Top of MATERIALS PROVIDED
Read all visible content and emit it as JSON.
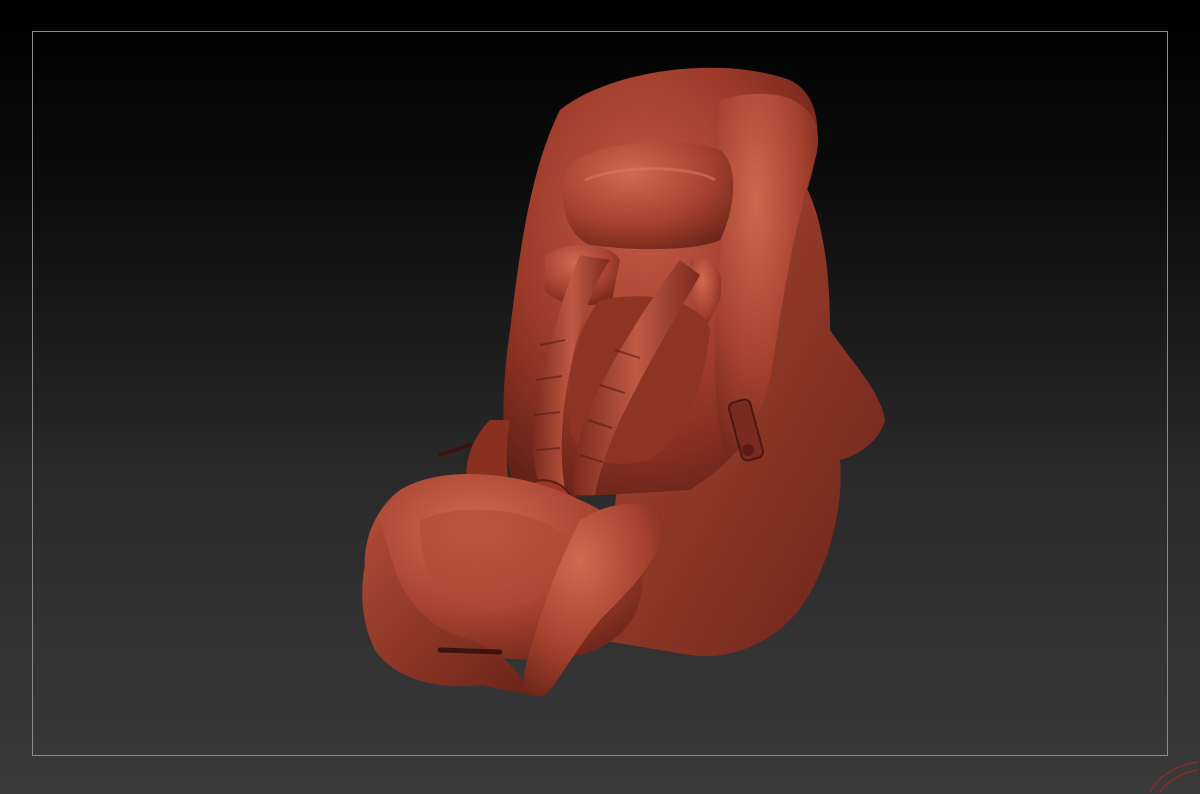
{
  "viewport": {
    "model": {
      "name": "car-seat-sculpt",
      "material_color": "#a8402e",
      "highlight_color": "#d9705a",
      "shadow_color": "#5a1c14"
    }
  }
}
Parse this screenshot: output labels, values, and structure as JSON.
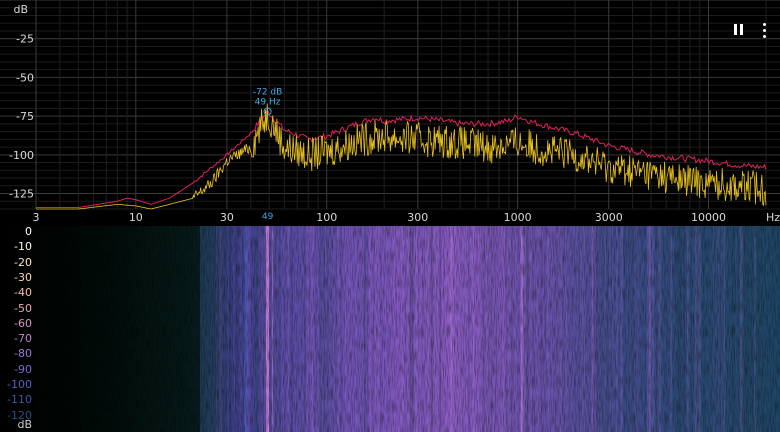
{
  "spectrum": {
    "y_unit": "dB",
    "y_ticks": [
      "-25",
      "-50",
      "-75",
      "-100",
      "-125"
    ],
    "x_unit": "Hz",
    "x_ticks": [
      "3",
      "10",
      "30",
      "100",
      "300",
      "1000",
      "3000",
      "10000"
    ],
    "peak_label_db": "-72 dB",
    "peak_label_hz": "49 Hz",
    "peak_marker": "49"
  },
  "controls": {
    "pause_icon": "pause-icon",
    "menu_icon": "more-vert-icon"
  },
  "spectrogram": {
    "db_unit": "dB",
    "db_ticks": [
      "0",
      "-10",
      "-20",
      "-30",
      "-40",
      "-50",
      "-60",
      "-70",
      "-80",
      "-90",
      "-100",
      "-110",
      "-120"
    ],
    "tick_colors": [
      "#ffffff",
      "#fff8e0",
      "#ffe6c8",
      "#ffd2b0",
      "#f4bba6",
      "#e8a6b8",
      "#d694c8",
      "#bd85d4",
      "#9d77d8",
      "#7c6ad2",
      "#5d60c4",
      "#3f57a8",
      "#2d4d86"
    ]
  },
  "chart_data": {
    "type": "line",
    "xscale": "log",
    "xlim": [
      3,
      20000
    ],
    "ylim": [
      -135,
      0
    ],
    "xlabel": "Hz",
    "ylabel": "dB",
    "series": [
      {
        "color": "#e0205a",
        "x": [
          3,
          5,
          8,
          9,
          10,
          12,
          15,
          20,
          25,
          30,
          40,
          49,
          60,
          80,
          100,
          150,
          180,
          200,
          250,
          300,
          400,
          500,
          700,
          900,
          1000,
          1200,
          1500,
          2000,
          3000,
          5000,
          7000,
          10000,
          15000,
          20000
        ],
        "y": [
          -134,
          -134,
          -130,
          -128,
          -129,
          -132,
          -128,
          -118,
          -108,
          -100,
          -86,
          -72,
          -84,
          -90,
          -88,
          -79,
          -76,
          -78,
          -77,
          -76,
          -78,
          -80,
          -80,
          -78,
          -75,
          -79,
          -82,
          -86,
          -94,
          -100,
          -102,
          -104,
          -107,
          -108
        ]
      },
      {
        "color": "#e8c21c",
        "x": [
          3,
          5,
          8,
          10,
          12,
          15,
          20,
          25,
          30,
          40,
          49,
          60,
          80,
          100,
          150,
          200,
          300,
          500,
          700,
          1000,
          1500,
          2000,
          3000,
          5000,
          7000,
          10000,
          15000,
          20000
        ],
        "y": [
          -135,
          -135,
          -132,
          -133,
          -135,
          -132,
          -128,
          -118,
          -104,
          -95,
          -73,
          -95,
          -100,
          -98,
          -90,
          -88,
          -90,
          -92,
          -95,
          -92,
          -98,
          -100,
          -108,
          -112,
          -116,
          -118,
          -120,
          -122
        ]
      }
    ]
  }
}
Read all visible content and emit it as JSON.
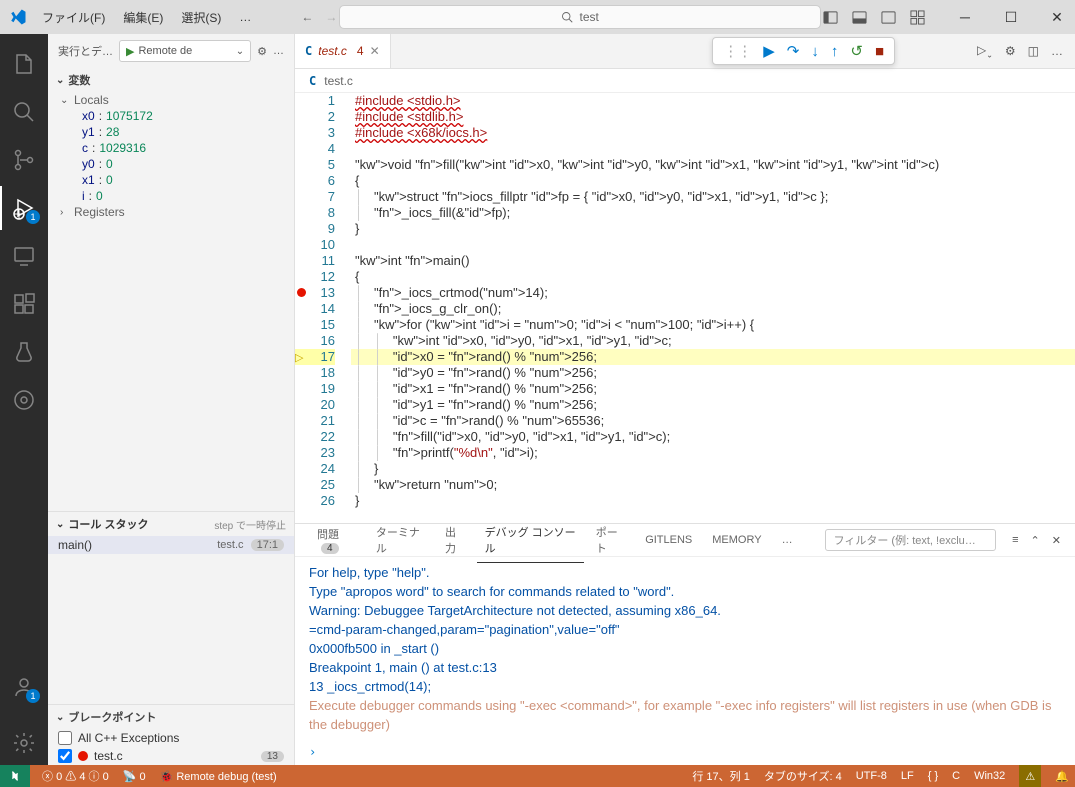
{
  "menu": {
    "file": "ファイル(F)",
    "edit": "編集(E)",
    "select": "選択(S)",
    "more": "…"
  },
  "search": {
    "text": "test"
  },
  "sidebar": {
    "header_title": "実行とデ…",
    "run_config": "Remote de",
    "variables_title": "変数",
    "locals_label": "Locals",
    "registers_label": "Registers",
    "vars": [
      {
        "name": "x0",
        "value": "1075172"
      },
      {
        "name": "y1",
        "value": "28"
      },
      {
        "name": "c",
        "value": "1029316"
      },
      {
        "name": "y0",
        "value": "0"
      },
      {
        "name": "x1",
        "value": "0"
      },
      {
        "name": "i",
        "value": "0"
      }
    ],
    "callstack_title": "コール スタック",
    "callstack_meta": "step で一時停止",
    "callstack": [
      {
        "fn": "main()",
        "file": "test.c",
        "loc": "17:1"
      }
    ],
    "breakpoints_title": "ブレークポイント",
    "bp_all_label": "All C++ Exceptions",
    "bp_items": [
      {
        "file": "test.c",
        "line": "13",
        "checked": true
      }
    ]
  },
  "tab": {
    "name": "test.c",
    "problems": "4"
  },
  "breadcrumb": {
    "file": "test.c"
  },
  "code": {
    "lines": [
      "#include <stdio.h>",
      "#include <stdlib.h>",
      "#include <x68k/iocs.h>",
      "",
      "void fill(int x0, int y0, int x1, int y1, int c)",
      "{",
      "    struct iocs_fillptr fp = { x0, y0, x1, y1, c };",
      "    _iocs_fill(&fp);",
      "}",
      "",
      "int main()",
      "{",
      "    _iocs_crtmod(14);",
      "    _iocs_g_clr_on();",
      "    for (int i = 0; i < 100; i++) {",
      "        int x0, y0, x1, y1, c;",
      "        x0 = rand() % 256;",
      "        y0 = rand() % 256;",
      "        x1 = rand() % 256;",
      "        y1 = rand() % 256;",
      "        c = rand() % 65536;",
      "        fill(x0, y0, x1, y1, c);",
      "        printf(\"%d\\n\", i);",
      "    }",
      "    return 0;",
      "}"
    ],
    "breakpoint_line": 13,
    "current_line": 17
  },
  "panel": {
    "tabs": {
      "problems": "問題",
      "problems_count": "4",
      "terminal": "ターミナル",
      "output": "出力",
      "debug": "デバッグ コンソール",
      "ports": "ポート",
      "gitlens": "GITLENS",
      "memory": "MEMORY"
    },
    "filter_placeholder": "フィルター (例: text, !exclu…",
    "lines": [
      "For help, type \"help\".",
      "Type \"apropos word\" to search for commands related to \"word\".",
      "Warning: Debuggee TargetArchitecture not detected, assuming x86_64.",
      "=cmd-param-changed,param=\"pagination\",value=\"off\"",
      "0x000fb500 in _start ()",
      "",
      "Breakpoint 1, main () at test.c:13",
      "13              _iocs_crtmod(14);",
      "Execute debugger commands using \"-exec <command>\", for example \"-exec info registers\" will list registers in use (when GDB is the debugger)"
    ]
  },
  "status": {
    "errors": "0",
    "warnings": "4",
    "info": "0",
    "radio": "0",
    "remote": "Remote debug (test)",
    "cursor": "行 17、列 1",
    "tabsize": "タブのサイズ: 4",
    "encoding": "UTF-8",
    "eol": "LF",
    "lang_brace": "{ }",
    "lang": "C",
    "platform": "Win32"
  },
  "activity_badge": "1"
}
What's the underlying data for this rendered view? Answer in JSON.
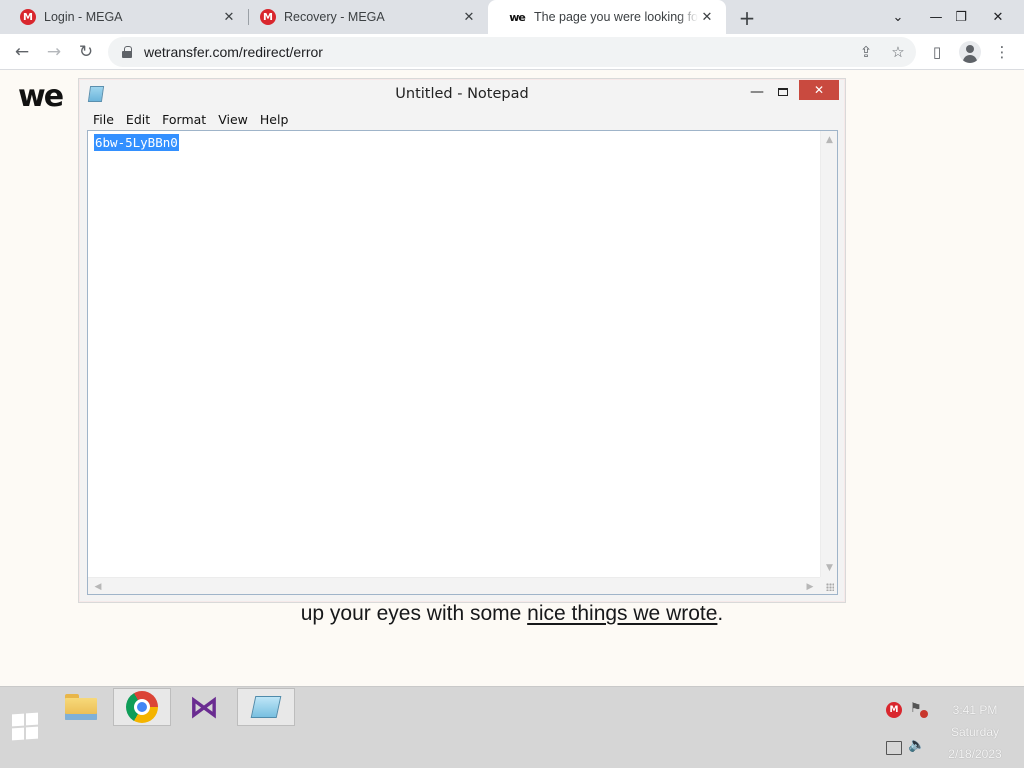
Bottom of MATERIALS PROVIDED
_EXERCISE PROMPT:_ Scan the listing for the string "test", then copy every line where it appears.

_WRITTEN ANSWER:_
    "text": "test"
        "file": "test.c",
        "file": "test.c",
    "name": "test.c",
    "file": "test.c"
      "Breakpoint 1, main () at test.c:13",
    "remote": "Remote debug (test)",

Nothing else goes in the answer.